Think about what it is you want to be known for. What are you about? Yes, you’re a financial modeller but do you specialise in an industry? What do you know about that people find interesting? What do you have to share with the world? You’re probably interested in a lot of things but make sure it’s work relevant and suits your message. Pick a lane, pick a message, and build a coherent story that fits within that consistent message.
Own your profile
Be google-able. If someone wants to hire you, check what they are going to see about you. Even if you’re not very active online, just make sure that when someone looks you up, they get what you’re about. Social Media may not be your thing but at least have a presence.

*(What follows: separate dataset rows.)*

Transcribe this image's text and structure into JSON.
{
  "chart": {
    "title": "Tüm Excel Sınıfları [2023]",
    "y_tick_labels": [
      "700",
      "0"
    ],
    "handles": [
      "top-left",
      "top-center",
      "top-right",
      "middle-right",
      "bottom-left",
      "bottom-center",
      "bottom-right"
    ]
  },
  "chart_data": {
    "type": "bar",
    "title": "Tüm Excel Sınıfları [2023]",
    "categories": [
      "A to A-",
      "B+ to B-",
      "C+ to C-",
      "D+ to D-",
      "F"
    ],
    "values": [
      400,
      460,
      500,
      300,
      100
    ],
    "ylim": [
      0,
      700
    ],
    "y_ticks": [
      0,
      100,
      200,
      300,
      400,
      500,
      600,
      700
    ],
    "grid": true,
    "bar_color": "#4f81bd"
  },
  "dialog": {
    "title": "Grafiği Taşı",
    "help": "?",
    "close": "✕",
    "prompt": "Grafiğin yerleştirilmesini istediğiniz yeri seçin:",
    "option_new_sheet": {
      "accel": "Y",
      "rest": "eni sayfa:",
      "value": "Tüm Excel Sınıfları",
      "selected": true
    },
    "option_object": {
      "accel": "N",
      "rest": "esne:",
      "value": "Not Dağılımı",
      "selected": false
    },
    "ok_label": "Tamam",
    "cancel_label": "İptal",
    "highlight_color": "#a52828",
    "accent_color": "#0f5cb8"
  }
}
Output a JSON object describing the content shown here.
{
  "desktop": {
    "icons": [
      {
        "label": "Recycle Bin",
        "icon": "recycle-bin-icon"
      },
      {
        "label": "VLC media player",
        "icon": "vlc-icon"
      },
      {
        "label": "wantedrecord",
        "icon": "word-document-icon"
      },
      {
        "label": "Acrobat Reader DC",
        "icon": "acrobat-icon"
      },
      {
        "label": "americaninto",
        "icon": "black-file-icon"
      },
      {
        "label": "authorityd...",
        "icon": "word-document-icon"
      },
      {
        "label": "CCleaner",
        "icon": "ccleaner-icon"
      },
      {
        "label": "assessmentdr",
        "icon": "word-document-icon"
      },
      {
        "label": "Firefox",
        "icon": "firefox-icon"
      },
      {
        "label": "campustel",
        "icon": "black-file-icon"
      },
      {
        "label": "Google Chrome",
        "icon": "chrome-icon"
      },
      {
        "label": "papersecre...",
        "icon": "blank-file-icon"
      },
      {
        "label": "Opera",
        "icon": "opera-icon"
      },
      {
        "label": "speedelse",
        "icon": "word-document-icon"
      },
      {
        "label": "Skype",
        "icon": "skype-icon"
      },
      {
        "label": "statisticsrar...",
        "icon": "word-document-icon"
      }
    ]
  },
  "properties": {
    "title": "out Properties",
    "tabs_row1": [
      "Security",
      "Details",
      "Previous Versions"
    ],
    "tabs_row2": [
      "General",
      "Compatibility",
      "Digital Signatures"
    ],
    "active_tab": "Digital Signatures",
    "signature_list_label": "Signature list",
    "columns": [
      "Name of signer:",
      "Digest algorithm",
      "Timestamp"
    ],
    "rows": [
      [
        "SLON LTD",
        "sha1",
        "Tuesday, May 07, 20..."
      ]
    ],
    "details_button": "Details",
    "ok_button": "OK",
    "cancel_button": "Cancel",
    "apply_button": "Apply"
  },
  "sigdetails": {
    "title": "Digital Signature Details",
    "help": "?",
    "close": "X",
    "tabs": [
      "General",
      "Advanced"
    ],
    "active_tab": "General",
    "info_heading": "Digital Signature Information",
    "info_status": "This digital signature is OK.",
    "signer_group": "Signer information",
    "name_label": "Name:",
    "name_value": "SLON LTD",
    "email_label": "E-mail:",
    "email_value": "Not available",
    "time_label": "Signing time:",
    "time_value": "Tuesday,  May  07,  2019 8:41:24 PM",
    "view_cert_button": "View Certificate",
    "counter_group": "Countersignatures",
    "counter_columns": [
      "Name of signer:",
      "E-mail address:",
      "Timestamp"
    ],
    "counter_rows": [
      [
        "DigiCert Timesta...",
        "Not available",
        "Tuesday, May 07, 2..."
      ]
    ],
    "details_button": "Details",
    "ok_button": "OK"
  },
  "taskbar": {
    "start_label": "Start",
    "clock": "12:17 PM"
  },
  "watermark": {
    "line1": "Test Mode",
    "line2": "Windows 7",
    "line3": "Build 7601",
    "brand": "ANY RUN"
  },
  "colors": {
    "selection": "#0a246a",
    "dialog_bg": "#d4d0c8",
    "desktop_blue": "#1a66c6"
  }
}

Which Social Media channels you choose and how often you post depends on how much time and energy you have. I’d probably recommend focussing your energy on LinkedIn as that’s the most relevant for financial modellers, but you might have success on other platforms too. Don’t be a slave to it – only create content if you enjoy doing it and don’t set yourself a schedule you won’t be able to maintain. There are so many mediums such as blogs, books, videos, and podcasts, so just engage online in a way that you find enjoyable. Personally, I hate messing about with video editing so most of my videos are one-shot only😊 You don’t have to follow a specific timetable but try to post at a reasonably consistent schedule and post stuff that fits your message and that you’re genuinely interested in.
There’s a lot of great social media experts but you shouldn’t need to pay for advice. (I only made that mistake once! I signed up for an expensive coaching program which added very little value to me, or my business.) There are a lot of great people like Jordan Goldmeier, Stephanie Evergreen and Randy Austin with advice that’s relevant to our industry. A lot of businesses outsource their social media and it’s certainly better than nothing, but I think you can tell it’s been outsourced. Having a real person with an authentic voice engaging with the community is going to create a far better result.
In conclusion, here are some final pieces of advice I think will help you to promote your financial modelling skills and build your profile.
Get a qualification
There’s no better way to boost your credibility and your confidence than having those financial modelling credentials. If you’ve already got a finance or accounting degree and/or have been working in the field for a while, you probably already have some of the background needed to achieve the Level 1 Advanced Financial Modeler. Once you have it, no one can dispute you know what you’re talking about because it’s completely independent. Someone else is saying you’re a modeller which gives you much greater credibility.
Enter a competition
Check out the Financial Modeling World Cup (FMWC) or the Microsoft Excel World Championships (MEWC). It’s probably the fastest (and cheapest) way to prove your skills. You can start out anonymously and if you do well, make it public! Just like the financial modelling exams, it’s an independent validation of your skills.
All the things you need to do to improve your profile involve a certain degree of discomfort. Do as much as you think you possibly can – and then go that little bit further. For me, a lack of comfort is usually about posting more often than I’d like to, publishing pictures that aren’t flattering, or agreeing to speak on a new topic. You might worry about coming across as self-absorbed or salesy, but people connect better with people rather than brands, so as long as you’re adding value rather than trying to sell, they will appreciate it.
It doesn’t pay to be humble but there’s a fine line between coming across as confident or just full of yourself. And I think the difference is knowing what you’re talking about. If you know your stuff, have a qualification to prove it, show leadership by helping others and sharing your knowledge, you’ll be a long way towards building a profile showcasing your financial modelling skills.